▶ [Data for the task]:
..........

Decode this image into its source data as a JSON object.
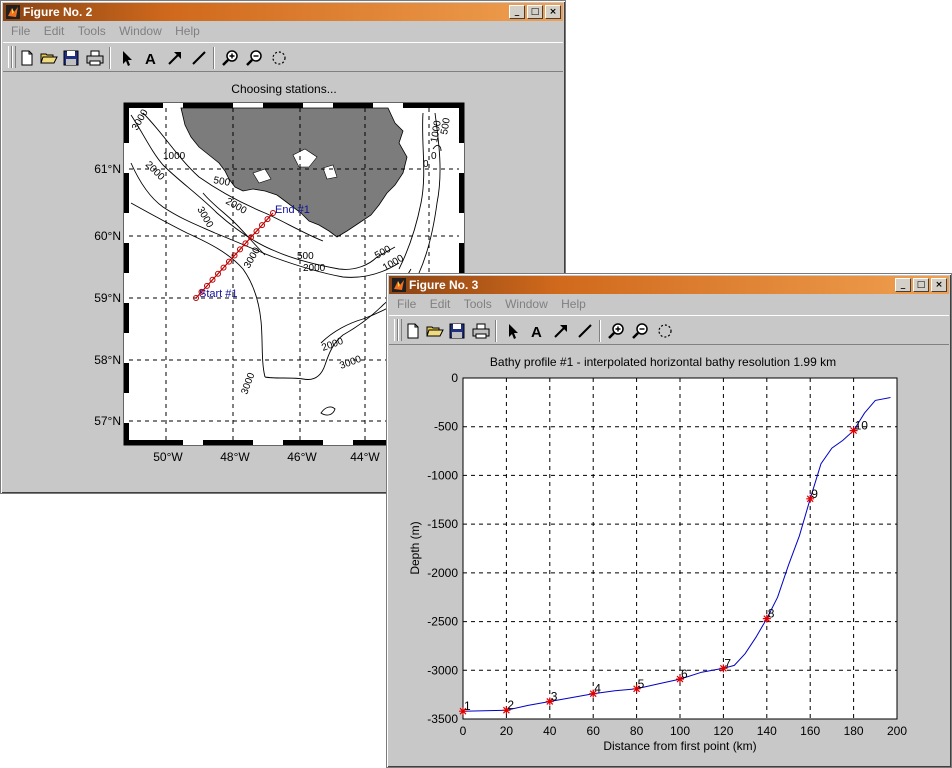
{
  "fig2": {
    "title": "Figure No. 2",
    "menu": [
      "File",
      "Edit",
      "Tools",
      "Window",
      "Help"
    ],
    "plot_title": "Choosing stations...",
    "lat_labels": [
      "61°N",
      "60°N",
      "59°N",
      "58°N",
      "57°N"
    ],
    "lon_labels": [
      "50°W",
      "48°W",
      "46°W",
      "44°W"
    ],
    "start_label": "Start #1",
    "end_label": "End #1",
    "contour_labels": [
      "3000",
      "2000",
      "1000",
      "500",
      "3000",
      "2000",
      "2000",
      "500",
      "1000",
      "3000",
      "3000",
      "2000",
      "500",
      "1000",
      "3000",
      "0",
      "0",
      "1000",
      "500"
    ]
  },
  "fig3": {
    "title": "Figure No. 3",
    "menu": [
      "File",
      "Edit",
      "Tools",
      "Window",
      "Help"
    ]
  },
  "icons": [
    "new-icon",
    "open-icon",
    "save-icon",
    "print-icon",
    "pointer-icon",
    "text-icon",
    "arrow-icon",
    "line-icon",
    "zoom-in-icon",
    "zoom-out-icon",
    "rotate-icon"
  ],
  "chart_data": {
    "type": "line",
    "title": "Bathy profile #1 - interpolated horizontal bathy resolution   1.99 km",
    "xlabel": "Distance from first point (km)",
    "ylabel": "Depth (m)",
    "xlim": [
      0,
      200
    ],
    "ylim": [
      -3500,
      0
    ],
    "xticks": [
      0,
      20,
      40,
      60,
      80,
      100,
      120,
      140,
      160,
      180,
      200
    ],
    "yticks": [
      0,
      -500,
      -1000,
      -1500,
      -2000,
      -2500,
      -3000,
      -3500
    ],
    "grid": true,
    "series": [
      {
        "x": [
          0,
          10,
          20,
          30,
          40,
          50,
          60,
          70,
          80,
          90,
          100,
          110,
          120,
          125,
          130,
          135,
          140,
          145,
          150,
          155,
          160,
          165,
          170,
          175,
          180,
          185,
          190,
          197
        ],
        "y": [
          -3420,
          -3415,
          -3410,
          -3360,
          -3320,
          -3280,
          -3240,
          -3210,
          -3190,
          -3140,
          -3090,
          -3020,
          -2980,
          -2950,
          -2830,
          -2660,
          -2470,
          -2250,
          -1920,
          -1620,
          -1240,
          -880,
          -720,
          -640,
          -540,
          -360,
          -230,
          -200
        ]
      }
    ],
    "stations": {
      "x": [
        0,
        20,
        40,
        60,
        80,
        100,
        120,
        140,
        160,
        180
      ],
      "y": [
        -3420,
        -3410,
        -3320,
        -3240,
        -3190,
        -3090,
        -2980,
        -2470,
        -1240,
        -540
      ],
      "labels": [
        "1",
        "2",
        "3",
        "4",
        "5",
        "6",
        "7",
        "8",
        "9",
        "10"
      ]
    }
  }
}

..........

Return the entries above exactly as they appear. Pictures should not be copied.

Decode this image into its source data as a JSON object.
{
  "fig2": {
    "title": "Figure No. 2",
    "menu": [
      "File",
      "Edit",
      "Tools",
      "Window",
      "Help"
    ],
    "plot_title": "Choosing stations...",
    "lat_labels": [
      "61°N",
      "60°N",
      "59°N",
      "58°N",
      "57°N"
    ],
    "lon_labels": [
      "50°W",
      "48°W",
      "46°W",
      "44°W"
    ],
    "start_label": "Start #1",
    "end_label": "End #1",
    "contour_labels": [
      "3000",
      "2000",
      "1000",
      "500",
      "3000",
      "2000",
      "2000",
      "500",
      "1000",
      "3000",
      "3000",
      "2000",
      "500",
      "1000",
      "3000",
      "0",
      "0",
      "1000",
      "500"
    ]
  },
  "fig3": {
    "title": "Figure No. 3",
    "menu": [
      "File",
      "Edit",
      "Tools",
      "Window",
      "Help"
    ]
  },
  "icons": [
    "new-icon",
    "open-icon",
    "save-icon",
    "print-icon",
    "pointer-icon",
    "text-icon",
    "arrow-icon",
    "line-icon",
    "zoom-in-icon",
    "zoom-out-icon",
    "rotate-icon"
  ],
  "chart_data": {
    "type": "line",
    "title": "Bathy profile #1 - interpolated horizontal bathy resolution   1.99 km",
    "xlabel": "Distance from first point (km)",
    "ylabel": "Depth (m)",
    "xlim": [
      0,
      200
    ],
    "ylim": [
      -3500,
      0
    ],
    "xticks": [
      0,
      20,
      40,
      60,
      80,
      100,
      120,
      140,
      160,
      180,
      200
    ],
    "yticks": [
      0,
      -500,
      -1000,
      -1500,
      -2000,
      -2500,
      -3000,
      -3500
    ],
    "grid": true,
    "series": [
      {
        "x": [
          0,
          10,
          20,
          30,
          40,
          50,
          60,
          70,
          80,
          90,
          100,
          110,
          120,
          125,
          130,
          135,
          140,
          145,
          150,
          155,
          160,
          165,
          170,
          175,
          180,
          185,
          190,
          197
        ],
        "y": [
          -3420,
          -3415,
          -3410,
          -3360,
          -3320,
          -3280,
          -3240,
          -3210,
          -3190,
          -3140,
          -3090,
          -3020,
          -2980,
          -2950,
          -2830,
          -2660,
          -2470,
          -2250,
          -1920,
          -1620,
          -1240,
          -880,
          -720,
          -640,
          -540,
          -360,
          -230,
          -200
        ]
      }
    ],
    "stations": {
      "x": [
        0,
        20,
        40,
        60,
        80,
        100,
        120,
        140,
        160,
        180
      ],
      "y": [
        -3420,
        -3410,
        -3320,
        -3240,
        -3190,
        -3090,
        -2980,
        -2470,
        -1240,
        -540
      ],
      "labels": [
        "1",
        "2",
        "3",
        "4",
        "5",
        "6",
        "7",
        "8",
        "9",
        "10"
      ]
    }
  }
}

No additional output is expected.